    Estes, Nick. Our History Is the Future: Standing Rock versus the Dakota Access Pipeline, and the Long Tradition of Indigenous Resistance. London, New York: Verso, 2019. Book @ Harvard LibraryAbstract

    View eBook @ Harvard Library [HarvardKey required]

    "In 2016, a small protest encampment at the Standing Rock reservation in North Dakota, initially established to block construction of the Dakota Access oil pipeline, grew to be the largest Indigenous protest movement in the twenty-first century, attracting tens of thousands of Indigenous and non-Native allies from around the world. Its slogan "Mni Wiconi"–Water is Life–was about more than just a pipeline. Water Protectors knew this battle for Native sovereignty had already been fought many times before, and that, even after the encampment was gone, their anti-colonial struggle would continue. In Our History is the Future, Nick Estes traces traditions of Indigenous resistance leading to the \#NoDAPL movement from the days of the Missouri River trading forts through the Indian Wars, the Pick-Sloan dams, the American Indian Movement, and the campaign for Indigenous rights at the United Nations. While a historian by trade, Estes also draws on observations from the encampments and from growing up as a citizen of the Oceti Sakowin (the Nation of the Seven Council Fires), making Our History is the Future at once a work of history, a personal story, and a manifesto"– provided by publisher.
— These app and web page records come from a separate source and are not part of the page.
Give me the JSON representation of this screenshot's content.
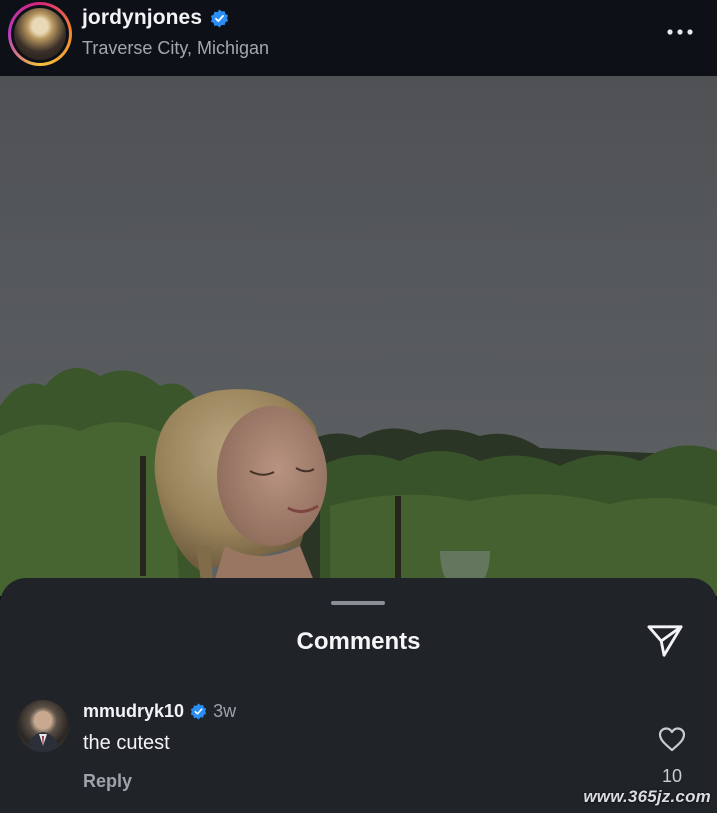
{
  "post": {
    "username": "jordynjones",
    "verified": true,
    "location": "Traverse City, Michigan",
    "more_icon": "more-horizontal-icon"
  },
  "comments_sheet": {
    "title": "Comments",
    "share_icon": "send-icon",
    "comments": [
      {
        "username": "mmudryk10",
        "verified": true,
        "time": "3w",
        "text": "the cutest",
        "reply_label": "Reply",
        "like_icon": "heart-icon",
        "like_count": "10"
      }
    ]
  },
  "watermark": {
    "text": "www.365jz.com"
  },
  "colors": {
    "verified_blue": "#2a8ef5",
    "sheet_bg": "#202429",
    "header_bg": "#0d1117"
  }
}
    Out In Time: The Public Lives of Gay Men from Stonewall to the Queer Generation
    Halkitis, Perry N. Out In Time: The Public Lives of Gay Men from Stonewall to the Queer Generation. New York: Oxford University Press, 2019. Book @ Harvard LibraryAbstract

    View eBook @ Harvard Library [HarvardKey required]
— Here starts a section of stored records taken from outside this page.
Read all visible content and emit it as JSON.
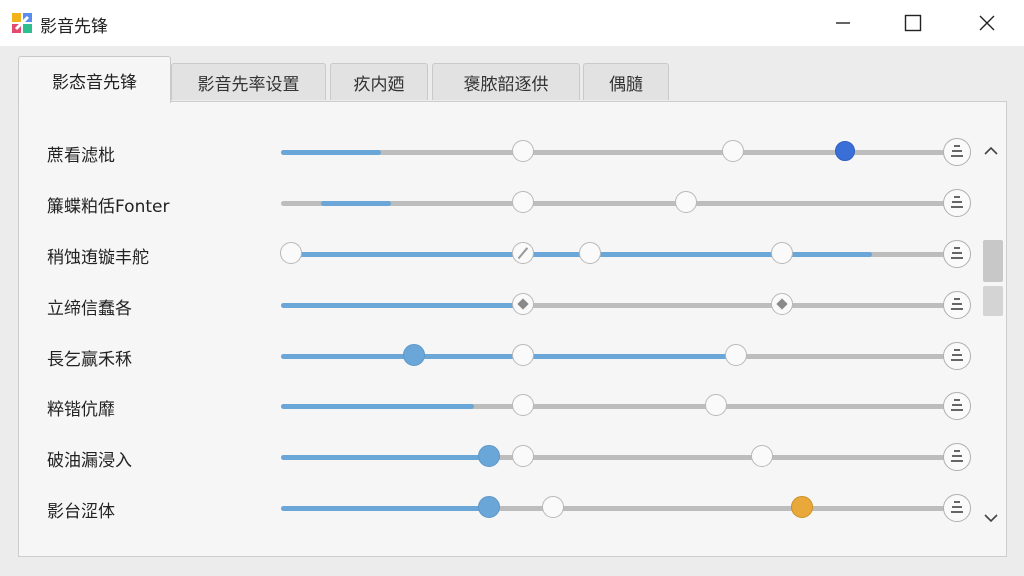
{
  "window": {
    "title": "影音先锋",
    "icon": "app-logo-icon",
    "controls": [
      "minimize-icon",
      "maximize-icon",
      "close-icon"
    ]
  },
  "tabs": [
    {
      "label": "影态音先锋",
      "active": true
    },
    {
      "label": "影音先率设置",
      "active": false
    },
    {
      "label": "疚内廼",
      "active": false
    },
    {
      "label": "褒脓韶逐供",
      "active": false
    },
    {
      "label": "偶膸",
      "active": false
    }
  ],
  "rows": [
    {
      "label": "蔗看滤枇",
      "fill_start": 0,
      "fill_end": 0.15,
      "knobs": [
        {
          "pos": 0.365,
          "style": "plain"
        },
        {
          "pos": 0.68,
          "style": "plain"
        },
        {
          "pos": 0.85,
          "style": "dark"
        }
      ]
    },
    {
      "label": "簾蝶粕佸Fonter",
      "fill_start": 0.06,
      "fill_end": 0.165,
      "knobs": [
        {
          "pos": 0.365,
          "style": "plain"
        },
        {
          "pos": 0.61,
          "style": "plain"
        }
      ]
    },
    {
      "label": "稍蚀迶镟丰舵",
      "fill_start": 0,
      "fill_end": 0.89,
      "knobs": [
        {
          "pos": 0.015,
          "style": "plain"
        },
        {
          "pos": 0.365,
          "style": "slash"
        },
        {
          "pos": 0.465,
          "style": "plain"
        },
        {
          "pos": 0.755,
          "style": "plain"
        }
      ]
    },
    {
      "label": "立缔信蠢各",
      "fill_start": 0,
      "fill_end": 0.365,
      "knobs": [
        {
          "pos": 0.365,
          "style": "diamond"
        },
        {
          "pos": 0.755,
          "style": "diamond"
        }
      ]
    },
    {
      "label": "長乞赢禾秝",
      "fill_start": 0,
      "fill_end": 0.685,
      "knobs": [
        {
          "pos": 0.2,
          "style": "blue"
        },
        {
          "pos": 0.365,
          "style": "plain"
        },
        {
          "pos": 0.685,
          "style": "plain"
        }
      ]
    },
    {
      "label": "粹锴伉靡",
      "fill_start": 0,
      "fill_end": 0.29,
      "knobs": [
        {
          "pos": 0.365,
          "style": "plain"
        },
        {
          "pos": 0.655,
          "style": "plain"
        }
      ]
    },
    {
      "label": "破油漏浸入",
      "fill_start": 0,
      "fill_end": 0.315,
      "knobs": [
        {
          "pos": 0.313,
          "style": "blue"
        },
        {
          "pos": 0.365,
          "style": "plain"
        },
        {
          "pos": 0.725,
          "style": "plain"
        }
      ]
    },
    {
      "label": "影台涩体",
      "fill_start": 0,
      "fill_end": 0.315,
      "knobs": [
        {
          "pos": 0.313,
          "style": "blue"
        },
        {
          "pos": 0.41,
          "style": "plain"
        },
        {
          "pos": 0.785,
          "style": "orange"
        }
      ]
    }
  ],
  "colors": {
    "fill": "#6aa6d8",
    "track": "#bdbdbd",
    "accent": "#3a6fd8",
    "orange": "#e8a93a"
  }
}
    "The civil rights of LGBTQ people have slowly yet steadily strengthened since the Stonewall Riots of June, 1969. Despite enormous opposition from some political segments and the catastrophic effects of the AIDS crisis, the last five decades have witnessed improvement in the conditions of the lives of LGBTQ individuals in the United States. As such, the realities and challenges faced by a young gay man coming of age and coming out in the 1960s is, in many profound ways, different from the experiences of a young gay man coming of age and coming out today. Out in Time explores the life experiences of three generations of gay men --the Stonewall, AIDS, and Queer generations-- arguing that while there are generational differences in the lived experiences of young gay men, each one confronts its own unique historical events, realities, and socio-political conditions, there are consistencies across time that define and unify the identity formation of gay men. Guided by the vast research literature on gay identity formation and coming out, the ideas and themes explored here are seen through the oral histories of a diverse set of fifteen gay men, five from each generation. Out in Time demonstrates how early life challenges define and shape the life courses of gay men, demarcating both the specific time-bound challenges encountered by each generation, and the universal challenges encountered by gay men coming of age across all generations and the conditions that define their lives."--Publisher's description